* **Task prompt**:
The required result is every line of the records that includes "username".
==== Exercise input ====
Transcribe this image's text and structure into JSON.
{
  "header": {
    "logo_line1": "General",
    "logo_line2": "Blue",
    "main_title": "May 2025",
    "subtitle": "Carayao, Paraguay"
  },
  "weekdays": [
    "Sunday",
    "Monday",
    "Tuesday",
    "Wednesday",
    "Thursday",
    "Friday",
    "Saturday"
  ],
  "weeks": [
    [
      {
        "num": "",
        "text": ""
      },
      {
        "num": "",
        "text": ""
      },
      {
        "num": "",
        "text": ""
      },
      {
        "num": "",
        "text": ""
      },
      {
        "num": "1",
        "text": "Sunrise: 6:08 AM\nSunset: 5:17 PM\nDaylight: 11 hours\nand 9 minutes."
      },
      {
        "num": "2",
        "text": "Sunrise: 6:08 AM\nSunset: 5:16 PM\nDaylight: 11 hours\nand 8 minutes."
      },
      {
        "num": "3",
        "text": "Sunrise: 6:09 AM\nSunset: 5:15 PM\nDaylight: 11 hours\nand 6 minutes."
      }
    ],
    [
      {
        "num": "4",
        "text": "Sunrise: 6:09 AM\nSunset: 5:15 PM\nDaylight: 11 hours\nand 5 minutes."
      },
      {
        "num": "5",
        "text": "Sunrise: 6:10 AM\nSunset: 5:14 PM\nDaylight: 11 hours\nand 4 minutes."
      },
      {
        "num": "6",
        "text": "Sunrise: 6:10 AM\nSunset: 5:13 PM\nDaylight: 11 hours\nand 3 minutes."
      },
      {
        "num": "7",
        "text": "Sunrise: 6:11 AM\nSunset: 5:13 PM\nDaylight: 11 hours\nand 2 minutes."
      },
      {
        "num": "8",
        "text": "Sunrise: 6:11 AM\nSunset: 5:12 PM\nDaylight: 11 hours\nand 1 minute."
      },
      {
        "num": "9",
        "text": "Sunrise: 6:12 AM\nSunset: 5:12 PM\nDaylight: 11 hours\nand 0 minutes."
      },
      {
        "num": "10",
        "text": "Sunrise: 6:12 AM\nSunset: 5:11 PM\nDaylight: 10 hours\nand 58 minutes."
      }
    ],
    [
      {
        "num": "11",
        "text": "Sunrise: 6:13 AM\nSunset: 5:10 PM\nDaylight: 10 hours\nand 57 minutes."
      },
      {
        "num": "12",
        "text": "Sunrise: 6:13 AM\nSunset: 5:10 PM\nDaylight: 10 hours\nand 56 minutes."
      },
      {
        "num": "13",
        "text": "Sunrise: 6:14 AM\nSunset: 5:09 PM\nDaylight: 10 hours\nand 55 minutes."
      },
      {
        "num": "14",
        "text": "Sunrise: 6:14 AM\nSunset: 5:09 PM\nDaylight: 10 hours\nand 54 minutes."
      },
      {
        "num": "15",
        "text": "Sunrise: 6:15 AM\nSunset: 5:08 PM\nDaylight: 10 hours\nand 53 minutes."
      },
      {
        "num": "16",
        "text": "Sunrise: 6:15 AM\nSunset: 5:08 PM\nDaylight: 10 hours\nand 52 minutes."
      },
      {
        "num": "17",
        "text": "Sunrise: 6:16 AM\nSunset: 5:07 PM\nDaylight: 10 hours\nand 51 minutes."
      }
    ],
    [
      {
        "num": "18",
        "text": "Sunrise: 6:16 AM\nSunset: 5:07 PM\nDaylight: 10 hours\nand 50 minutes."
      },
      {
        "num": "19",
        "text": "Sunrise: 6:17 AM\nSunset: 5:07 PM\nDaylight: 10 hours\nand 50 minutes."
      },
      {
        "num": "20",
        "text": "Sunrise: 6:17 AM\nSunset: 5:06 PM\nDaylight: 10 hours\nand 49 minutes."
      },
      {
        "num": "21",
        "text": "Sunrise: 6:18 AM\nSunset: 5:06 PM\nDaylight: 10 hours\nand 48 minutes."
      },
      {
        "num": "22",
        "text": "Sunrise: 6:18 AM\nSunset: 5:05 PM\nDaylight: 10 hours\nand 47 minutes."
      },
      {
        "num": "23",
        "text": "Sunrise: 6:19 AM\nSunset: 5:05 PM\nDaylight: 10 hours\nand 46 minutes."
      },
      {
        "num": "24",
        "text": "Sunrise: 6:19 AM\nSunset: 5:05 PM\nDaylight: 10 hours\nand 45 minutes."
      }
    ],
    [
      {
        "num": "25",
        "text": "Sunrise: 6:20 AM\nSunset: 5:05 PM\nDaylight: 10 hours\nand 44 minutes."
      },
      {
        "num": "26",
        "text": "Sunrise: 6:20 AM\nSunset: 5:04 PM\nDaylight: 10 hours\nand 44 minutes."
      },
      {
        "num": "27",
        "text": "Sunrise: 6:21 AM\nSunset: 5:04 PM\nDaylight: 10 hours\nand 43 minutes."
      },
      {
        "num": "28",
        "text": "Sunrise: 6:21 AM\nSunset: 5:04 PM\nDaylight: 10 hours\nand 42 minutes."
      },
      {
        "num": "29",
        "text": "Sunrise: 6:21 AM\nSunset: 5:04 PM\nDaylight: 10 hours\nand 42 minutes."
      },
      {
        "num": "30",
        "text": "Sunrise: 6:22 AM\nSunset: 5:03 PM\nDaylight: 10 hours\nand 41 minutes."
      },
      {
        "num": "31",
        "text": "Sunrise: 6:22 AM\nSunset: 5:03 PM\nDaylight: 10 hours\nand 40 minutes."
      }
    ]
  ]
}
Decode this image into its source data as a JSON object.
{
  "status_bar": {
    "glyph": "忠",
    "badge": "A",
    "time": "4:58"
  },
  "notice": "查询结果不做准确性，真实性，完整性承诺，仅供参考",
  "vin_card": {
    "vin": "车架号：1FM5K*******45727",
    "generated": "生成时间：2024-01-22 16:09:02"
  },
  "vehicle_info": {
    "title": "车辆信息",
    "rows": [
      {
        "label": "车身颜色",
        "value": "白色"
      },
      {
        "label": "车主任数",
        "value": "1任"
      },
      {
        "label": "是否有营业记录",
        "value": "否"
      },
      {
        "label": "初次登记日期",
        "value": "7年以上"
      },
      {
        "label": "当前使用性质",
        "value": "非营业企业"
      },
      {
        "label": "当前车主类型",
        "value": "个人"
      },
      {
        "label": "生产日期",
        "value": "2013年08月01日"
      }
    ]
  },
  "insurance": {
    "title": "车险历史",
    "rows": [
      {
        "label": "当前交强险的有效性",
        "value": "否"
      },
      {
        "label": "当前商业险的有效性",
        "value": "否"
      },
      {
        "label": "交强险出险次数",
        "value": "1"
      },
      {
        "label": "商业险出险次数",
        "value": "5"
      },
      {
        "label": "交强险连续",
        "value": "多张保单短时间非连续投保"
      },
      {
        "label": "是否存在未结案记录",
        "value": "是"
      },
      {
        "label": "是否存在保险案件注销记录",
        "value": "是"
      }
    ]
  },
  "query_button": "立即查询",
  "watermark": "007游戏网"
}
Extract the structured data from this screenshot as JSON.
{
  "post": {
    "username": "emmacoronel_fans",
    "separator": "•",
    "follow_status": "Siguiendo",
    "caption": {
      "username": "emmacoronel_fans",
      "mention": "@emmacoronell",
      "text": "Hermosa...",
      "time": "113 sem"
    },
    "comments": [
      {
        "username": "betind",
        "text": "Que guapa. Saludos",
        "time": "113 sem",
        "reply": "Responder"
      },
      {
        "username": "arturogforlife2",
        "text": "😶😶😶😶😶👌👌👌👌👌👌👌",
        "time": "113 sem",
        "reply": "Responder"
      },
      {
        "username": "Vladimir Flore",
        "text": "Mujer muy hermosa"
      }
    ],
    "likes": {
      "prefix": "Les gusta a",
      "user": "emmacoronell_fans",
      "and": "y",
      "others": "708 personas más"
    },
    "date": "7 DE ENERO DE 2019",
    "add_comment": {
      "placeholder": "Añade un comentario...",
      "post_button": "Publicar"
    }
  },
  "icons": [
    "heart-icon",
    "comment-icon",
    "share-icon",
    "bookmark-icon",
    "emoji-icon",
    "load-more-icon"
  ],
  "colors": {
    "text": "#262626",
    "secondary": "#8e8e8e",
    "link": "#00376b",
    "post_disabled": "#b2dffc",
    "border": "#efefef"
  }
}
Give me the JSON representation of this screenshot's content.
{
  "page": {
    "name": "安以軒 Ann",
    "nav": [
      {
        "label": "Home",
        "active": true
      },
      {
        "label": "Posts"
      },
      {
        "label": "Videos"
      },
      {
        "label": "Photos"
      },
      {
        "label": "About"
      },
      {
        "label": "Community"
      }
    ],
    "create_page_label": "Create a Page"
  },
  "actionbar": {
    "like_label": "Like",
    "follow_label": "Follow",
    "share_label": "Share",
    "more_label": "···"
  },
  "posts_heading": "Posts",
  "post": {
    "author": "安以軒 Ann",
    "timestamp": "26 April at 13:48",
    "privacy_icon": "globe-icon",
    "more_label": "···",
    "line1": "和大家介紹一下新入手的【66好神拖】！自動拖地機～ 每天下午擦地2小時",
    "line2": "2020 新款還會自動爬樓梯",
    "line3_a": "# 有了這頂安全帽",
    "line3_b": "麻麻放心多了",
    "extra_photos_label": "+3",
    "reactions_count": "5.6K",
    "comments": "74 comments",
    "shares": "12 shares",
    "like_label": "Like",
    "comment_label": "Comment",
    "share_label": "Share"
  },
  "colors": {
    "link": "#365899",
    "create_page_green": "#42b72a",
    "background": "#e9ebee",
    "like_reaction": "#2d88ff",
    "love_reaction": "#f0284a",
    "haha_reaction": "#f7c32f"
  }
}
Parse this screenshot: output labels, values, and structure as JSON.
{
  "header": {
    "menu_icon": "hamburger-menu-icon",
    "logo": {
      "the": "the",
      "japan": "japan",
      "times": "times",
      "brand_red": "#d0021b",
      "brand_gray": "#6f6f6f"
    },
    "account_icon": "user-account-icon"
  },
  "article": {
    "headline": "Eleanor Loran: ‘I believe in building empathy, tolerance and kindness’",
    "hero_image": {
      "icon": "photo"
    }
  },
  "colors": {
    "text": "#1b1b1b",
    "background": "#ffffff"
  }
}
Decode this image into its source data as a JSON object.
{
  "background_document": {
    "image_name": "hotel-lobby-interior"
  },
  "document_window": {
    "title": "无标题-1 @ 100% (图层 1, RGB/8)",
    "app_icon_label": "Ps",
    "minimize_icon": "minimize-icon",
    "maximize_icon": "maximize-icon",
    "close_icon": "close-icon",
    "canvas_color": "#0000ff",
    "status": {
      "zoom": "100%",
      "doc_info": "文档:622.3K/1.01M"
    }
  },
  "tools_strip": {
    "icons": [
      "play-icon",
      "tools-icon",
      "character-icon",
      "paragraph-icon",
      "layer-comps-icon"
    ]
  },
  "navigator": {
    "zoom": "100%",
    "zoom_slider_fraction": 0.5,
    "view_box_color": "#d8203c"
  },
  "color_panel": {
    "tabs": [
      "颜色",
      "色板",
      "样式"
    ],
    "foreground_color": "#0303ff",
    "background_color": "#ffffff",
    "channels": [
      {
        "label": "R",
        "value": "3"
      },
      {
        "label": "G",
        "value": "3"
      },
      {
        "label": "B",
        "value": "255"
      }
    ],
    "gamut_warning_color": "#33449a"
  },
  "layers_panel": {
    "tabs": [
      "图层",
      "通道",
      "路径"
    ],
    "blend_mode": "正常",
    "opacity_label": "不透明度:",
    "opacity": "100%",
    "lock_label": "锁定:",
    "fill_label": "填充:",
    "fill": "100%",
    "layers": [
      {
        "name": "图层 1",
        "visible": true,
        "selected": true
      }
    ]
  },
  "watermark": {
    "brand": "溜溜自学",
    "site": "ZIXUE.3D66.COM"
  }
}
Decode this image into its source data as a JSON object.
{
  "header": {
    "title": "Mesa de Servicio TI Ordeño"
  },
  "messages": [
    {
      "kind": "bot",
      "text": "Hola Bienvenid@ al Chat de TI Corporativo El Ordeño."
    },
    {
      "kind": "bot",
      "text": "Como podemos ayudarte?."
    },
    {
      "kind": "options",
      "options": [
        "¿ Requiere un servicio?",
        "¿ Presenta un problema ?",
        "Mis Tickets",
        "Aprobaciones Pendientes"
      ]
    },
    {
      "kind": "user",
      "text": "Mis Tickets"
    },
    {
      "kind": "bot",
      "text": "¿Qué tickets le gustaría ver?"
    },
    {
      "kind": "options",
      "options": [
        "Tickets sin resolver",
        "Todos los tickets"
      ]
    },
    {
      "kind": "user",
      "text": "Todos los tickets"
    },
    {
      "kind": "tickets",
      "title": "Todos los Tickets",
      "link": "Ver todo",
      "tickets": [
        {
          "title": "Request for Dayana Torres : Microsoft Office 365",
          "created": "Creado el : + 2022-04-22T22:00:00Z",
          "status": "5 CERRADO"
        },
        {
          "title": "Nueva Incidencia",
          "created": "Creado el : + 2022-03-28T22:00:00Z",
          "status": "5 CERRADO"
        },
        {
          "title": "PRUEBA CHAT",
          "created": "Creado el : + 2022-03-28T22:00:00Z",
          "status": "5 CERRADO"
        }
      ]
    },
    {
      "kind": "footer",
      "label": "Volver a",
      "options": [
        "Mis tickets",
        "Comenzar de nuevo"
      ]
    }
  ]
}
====
* **Exercise answer**:
    "username": "emmacoronel_fans",
      "username": "emmacoronel_fans",
        "username": "betind",
        "username": "arturogforlife2",
        "username": "Vladimir Flore",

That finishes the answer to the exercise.